A couple observations from a former political appointee at the regional level:
1) The EPA post is one of the few local, federal political appointments, along the Health & Human Services, that have real, substantive administrative authority. It's a position that can have some real policy impact. In contrast, jobs at Labor and Education are much more communications and public affairs oriented. Those can be important too depending on where certain issues fall on a President's agenda, but they are different.
2) Don't be surprised if this post takes some time to fill. The Obama administration is famously struggling to fill most political jobs in the Executive Branch in DC. Needless to say, jobs out in the regional offices tend to get lower priority anyway, even before one considers there's hardly anyone in the right offices in the respective Departments to process such appointments anyway.
3) The approval process for these posts is multi-layered. You have to have approval from the leading Member of Congress sharing the President's party that is consulted for such positions. In this case it's Patty Murray, at the time I was hired by the Department of Education under Bush 43 it was Jennifer Dunn. Usually, the Department seeking to hire you usually has a say, though in the end they ultimately provide merely a strong recommendation. Why? It's the White House's call who ultimately receives political appointments.
When I was hired, I was recommended to the Department by a former colleague who himself served for a short while as a political appointee in DC. The Department interviewed me, including an interview with an Assistant Secretary, and recommended I be hired. At which point I had to be approved by the White House (who checked with Jennifer's Dunn's office as part of their own approval process).
In my case, I had worked with the Regional Political Affairs Director at the White House when he was Executive Director of Bush-Cheney 2000 in Washington state and I was working on Slade Gorton's campaign. Thus, I was able to move through that process very quickly and the Department received approval to hire me in comparatively prompt fashion (just a couple of weeks). That doesn't always happen though, and sometimes candidates put forward for appointment by a Department are rejected outright.

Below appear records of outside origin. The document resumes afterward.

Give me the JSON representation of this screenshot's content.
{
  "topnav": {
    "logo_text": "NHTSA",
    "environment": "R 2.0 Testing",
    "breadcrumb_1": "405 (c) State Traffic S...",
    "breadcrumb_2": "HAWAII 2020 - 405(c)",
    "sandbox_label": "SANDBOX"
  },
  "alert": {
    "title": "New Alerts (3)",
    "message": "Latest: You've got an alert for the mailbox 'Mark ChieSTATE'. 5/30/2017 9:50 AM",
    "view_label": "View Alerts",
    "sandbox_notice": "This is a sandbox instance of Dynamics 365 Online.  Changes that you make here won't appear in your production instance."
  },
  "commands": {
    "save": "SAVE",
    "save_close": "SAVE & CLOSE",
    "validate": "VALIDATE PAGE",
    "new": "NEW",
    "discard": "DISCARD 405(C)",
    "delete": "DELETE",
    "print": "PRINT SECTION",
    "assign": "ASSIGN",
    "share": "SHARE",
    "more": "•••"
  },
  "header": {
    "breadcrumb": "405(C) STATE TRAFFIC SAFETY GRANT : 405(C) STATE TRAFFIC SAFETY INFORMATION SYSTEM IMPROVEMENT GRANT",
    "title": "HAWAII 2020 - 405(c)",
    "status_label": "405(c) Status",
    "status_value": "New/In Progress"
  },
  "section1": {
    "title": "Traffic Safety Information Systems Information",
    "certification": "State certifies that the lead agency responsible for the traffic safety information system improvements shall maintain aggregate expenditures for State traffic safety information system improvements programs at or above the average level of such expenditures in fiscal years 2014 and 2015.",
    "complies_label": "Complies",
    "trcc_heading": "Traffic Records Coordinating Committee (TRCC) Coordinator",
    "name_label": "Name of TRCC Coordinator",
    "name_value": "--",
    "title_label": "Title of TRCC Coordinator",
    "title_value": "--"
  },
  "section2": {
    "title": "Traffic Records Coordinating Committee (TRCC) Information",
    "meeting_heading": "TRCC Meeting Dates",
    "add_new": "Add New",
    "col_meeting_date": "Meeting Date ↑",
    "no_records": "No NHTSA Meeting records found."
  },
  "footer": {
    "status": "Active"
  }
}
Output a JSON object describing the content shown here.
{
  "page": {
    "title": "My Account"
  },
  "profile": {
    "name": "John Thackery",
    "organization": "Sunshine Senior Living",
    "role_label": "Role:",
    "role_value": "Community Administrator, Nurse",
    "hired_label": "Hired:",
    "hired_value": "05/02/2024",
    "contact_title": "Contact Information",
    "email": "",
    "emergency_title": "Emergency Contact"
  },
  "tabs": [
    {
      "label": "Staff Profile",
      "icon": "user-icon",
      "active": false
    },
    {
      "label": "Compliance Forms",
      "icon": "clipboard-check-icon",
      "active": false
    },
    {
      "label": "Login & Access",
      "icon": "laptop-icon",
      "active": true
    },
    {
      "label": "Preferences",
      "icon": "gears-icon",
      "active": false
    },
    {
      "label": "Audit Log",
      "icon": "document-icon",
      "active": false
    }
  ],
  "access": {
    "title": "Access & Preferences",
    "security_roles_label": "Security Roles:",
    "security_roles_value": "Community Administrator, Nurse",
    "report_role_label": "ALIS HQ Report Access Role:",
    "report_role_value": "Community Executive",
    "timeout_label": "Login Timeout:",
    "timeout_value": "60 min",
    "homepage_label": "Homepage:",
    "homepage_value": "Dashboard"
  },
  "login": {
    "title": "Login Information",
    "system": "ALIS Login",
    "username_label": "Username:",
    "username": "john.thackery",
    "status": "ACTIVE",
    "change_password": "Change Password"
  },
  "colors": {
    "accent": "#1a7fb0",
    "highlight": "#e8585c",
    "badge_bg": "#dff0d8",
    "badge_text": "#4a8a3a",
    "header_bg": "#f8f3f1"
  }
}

So, consider the potential roadblocks:
1) Not being able to get approval or top consideration from the relevant Member of Congress to which the White House is listening regarding the appointment in question.
2) Not being able to secure appropriate recommendations and/or interviews from within the Department within one seeks to serve. One does after all have to find a way to get on their radar screen in the first place.
3) Not being able to secure an ultimate stamp of approval from the White House. That varies by Administration, but it can be a real obstacle in some circumstances. Example: during Bush 43's first team, you weren't getting anything if you had "John McCain" on your resume. It just wasn't done.
Of course, even if you can manage all the above, it's very easy to see circumstances where one or more of those requirements takes some time to be accomplished. Example: the near complete vacancy of political appointments in DC means there are very few people capable of interviewing potential appointees...even if they had the time in their over-worked days to do so. Also, it's not like the White House has anything on its plate these days either.
All to say, the jockeying for the current EPA opening is interesting. But it could still easily be months before that post, and others like it, are actually filled.Posted by Eric Earling at March 01, 2009 08:41 PM | Email This